[Dataset rows for apps and sites]
*-*-*
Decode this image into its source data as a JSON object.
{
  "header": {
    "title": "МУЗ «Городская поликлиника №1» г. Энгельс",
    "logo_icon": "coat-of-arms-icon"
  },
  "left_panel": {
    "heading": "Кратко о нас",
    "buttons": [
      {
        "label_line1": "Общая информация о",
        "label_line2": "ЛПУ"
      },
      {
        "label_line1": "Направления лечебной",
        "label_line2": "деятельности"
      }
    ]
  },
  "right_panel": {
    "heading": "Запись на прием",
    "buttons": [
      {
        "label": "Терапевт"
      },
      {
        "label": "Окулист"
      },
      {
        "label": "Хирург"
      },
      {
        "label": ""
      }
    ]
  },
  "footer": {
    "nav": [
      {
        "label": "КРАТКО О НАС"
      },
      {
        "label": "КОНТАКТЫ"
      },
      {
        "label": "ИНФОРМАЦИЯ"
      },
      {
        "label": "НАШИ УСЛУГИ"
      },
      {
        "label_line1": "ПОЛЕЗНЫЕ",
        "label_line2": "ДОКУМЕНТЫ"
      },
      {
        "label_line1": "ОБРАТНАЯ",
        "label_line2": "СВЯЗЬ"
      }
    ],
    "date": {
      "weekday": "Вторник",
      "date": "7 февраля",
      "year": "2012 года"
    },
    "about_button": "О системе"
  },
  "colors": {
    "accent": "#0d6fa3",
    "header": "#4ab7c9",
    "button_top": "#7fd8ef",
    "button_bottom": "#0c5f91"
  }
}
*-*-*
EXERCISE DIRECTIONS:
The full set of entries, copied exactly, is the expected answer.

SOLUTION FOR THIS TASK:
Decode this image into its source data as a JSON object.
{
  "header": {
    "title": "МУЗ «Городская поликлиника №1» г. Энгельс",
    "logo_icon": "coat-of-arms-icon"
  },
  "left_panel": {
    "heading": "Кратко о нас",
    "buttons": [
      {
        "label_line1": "Общая информация о",
        "label_line2": "ЛПУ"
      },
      {
        "label_line1": "Направления лечебной",
        "label_line2": "деятельности"
      }
    ]
  },
  "right_panel": {
    "heading": "Запись на прием",
    "buttons": [
      {
        "label": "Терапевт"
      },
      {
        "label": "Окулист"
      },
      {
        "label": "Хирург"
      },
      {
        "label": ""
      }
    ]
  },
  "footer": {
    "nav": [
      {
        "label": "КРАТКО О НАС"
      },
      {
        "label": "КОНТАКТЫ"
      },
      {
        "label": "ИНФОРМАЦИЯ"
      },
      {
        "label": "НАШИ УСЛУГИ"
      },
      {
        "label_line1": "ПОЛЕЗНЫЕ",
        "label_line2": "ДОКУМЕНТЫ"
      },
      {
        "label_line1": "ОБРАТНАЯ",
        "label_line2": "СВЯЗЬ"
      }
    ],
    "date": {
      "weekday": "Вторник",
      "date": "7 февраля",
      "year": "2012 года"
    },
    "about_button": "О системе"
  },
  "colors": {
    "accent": "#0d6fa3",
    "header": "#4ab7c9",
    "button_top": "#7fd8ef",
    "button_bottom": "#0c5f91"
  }
}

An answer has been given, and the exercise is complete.